As you read, there are numerous people around the world unpacking new 3D printers right now. Whether at the desktop for the home, office, or workshop, or an industrial machine for a big operation in the automotive or aerospace sectors, magic of all kinds is ready to spring from that new hardware. For the newest users—and still many at the pro level—considering all that one can do creatively is nearly unfathomable, not to mention the long list of true benefits everyone enjoys via this technology, whether as a hobbyist, medical researcher, or manufacturer.
While many are still blissfully riding the wave of euphoria and mastering the art of digital design, others around the world are already heavily invested in the serious business of refining this still fairly new technology. And for every 3D innovation that comes along today, it seems someone somewhere else is perched on the edge of their seat, ready to offer an improvement. With new features and releases rolling out continually for 3D printing hardware and design software, not to mention the entire maker community pumping out endless open source designs that anyone can take and put their own spin on, there’s a very busy parallel world populated with brilliant minds working on making everything better, better, better.
And while it might not sound as glamorous as many other things we hear about in the midst of today’s constant creative revolution, some of technology’s finest minds are also at work refining the world of 3D files and offering up a new level of standardization for the world.
You might just be getting used to the basic and ubiquitous STL file introduced to the world with 3D printing, but there’s a new kid in town—and he has the support of companies like Microsoft, GE Global Research, Stratasys, 3D Systems, and many more behind him over at the 3MF Consortium, where their goal is put the focus on innovation and let the designers design, rather than spending valuable time finding solutions to interoperability issues.
The 3MF file format is meant to take over for the STL file eventually, it would seem, filling in the gaps where it caused issues and constraints due to its basic nature, containing only surface mesh information and the model’s basic geometry. The 3MF file format resolves issues like data being lost in translation through other applications, allowing ‘full-fidelity 3D models’ to be sent to other platforms in its human-readable compressed XML format that includes all the necessary data definitions that may be lost with the STL file. According to the Consortium, this includes third-party extensibility for custom data.

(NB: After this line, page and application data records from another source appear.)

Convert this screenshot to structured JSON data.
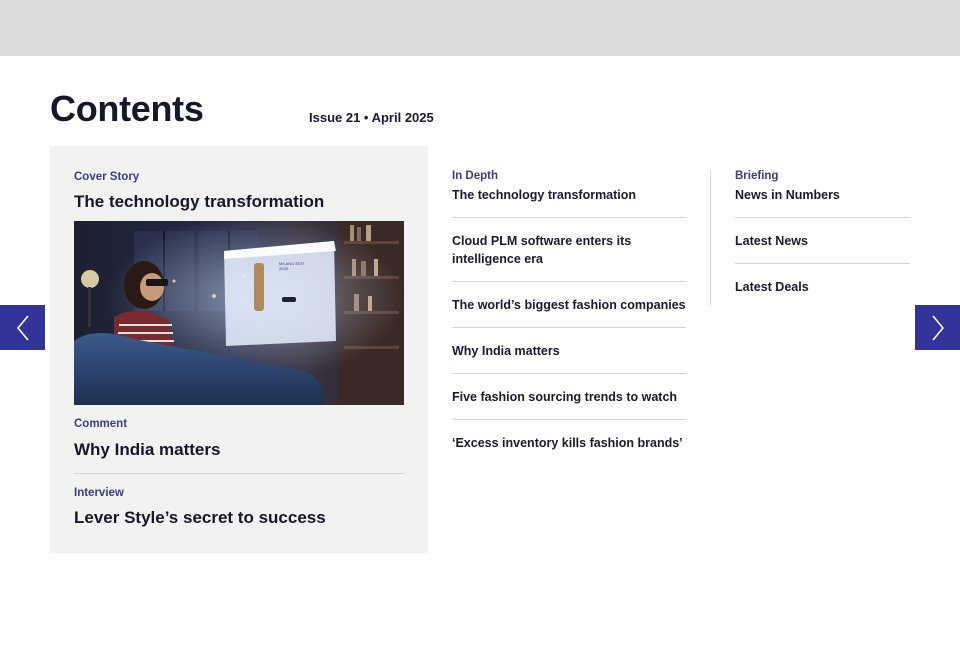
{
  "header": {
    "title": "Contents",
    "issue": "Issue 21 • April 2025"
  },
  "feature": {
    "cover": {
      "kicker": "Cover Story",
      "title": "The technology transformation"
    },
    "comment": {
      "kicker": "Comment",
      "title": "Why India matters"
    },
    "interview": {
      "kicker": "Interview",
      "title": "Lever Style’s secret to success"
    }
  },
  "in_depth": {
    "kicker": "In Depth",
    "items": [
      "The technology transformation",
      "Cloud PLM software enters its intelligence era",
      "The world’s biggest fashion companies",
      "Why India matters",
      "Five fashion sourcing trends to watch",
      "‘Excess inventory kills fashion brands’"
    ]
  },
  "briefing": {
    "kicker": "Briefing",
    "items": [
      "News in Numbers",
      "Latest News",
      "Latest Deals"
    ]
  },
  "hero_image_screen": {
    "brand": "MILANO EDIT",
    "sub": "2025"
  },
  "colors": {
    "accent": "#33349a",
    "kicker": "#3b3b8a",
    "panel": "#f2f2f1",
    "topbar": "#dcdcdc"
  },
  "icons": {
    "prev": "chevron-left-icon",
    "next": "chevron-right-icon"
  }
}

We’ve been following the progress of the 3MF Consortium since its inception, founded by Microsoft early last year. This has been a steady journey too. From members with big names rivaling that of founder Microsoft, to new startups, the Consortium now possesses a great deal of cumulative experience within, including the recent announcement that they are bringing on ASTM International for further coordination of standards and to see that the 3D printing community soon has access to this new file format.
Now Datakit, a CAD data exchange software vendor headquartered in Lyon, France, is getting involved in the 3MF file format business too, developing a library to write 3MF files. As this new standard is about to becoming much more mainstream, allowing for definition of expanded data like color and materials, Datakit is promoting their standalone converter, CrossManager. This will give users an easy way to make files compatible with most 3D printers.
Datakit’s 3MF writing is also being integrated into CrossCad/Ware with its development kit easily embedded into other vendor applications. This is going to become very important as desire for the 3MF format grows among the public. CAD software vendors will be able to offer seamless 3MF export functionality.
Datakit also supports the usual formats such as .stl, .obj, along with COLLADA (.dae) and VRML. While the 3MF format is going to be a hot topic and at the forefront for those concerned with compatibility, Datakit points out that with CrossCad/Ware, manufacturers and software vendors will be able to benefit greatly in terms of being able to import most CAD file formats.
Founded in 1994, Datakit specializes in CAD data exchange solutions and services, offering standalone converters, plug-ins, and software development kits all geared toward seamless exporting of important data. They help customers choose the appropriate data transfer solution systems for their particular requirements, as well as working closely with independent software vendors. They support a comprehensive list of file formats and offer a range of capabilities for vendors. Discuss this preparation for the new standard over in the Datakit Writes Library for New 3D Standard Format 3MF at 3DPB.com.[Source: TenLinks]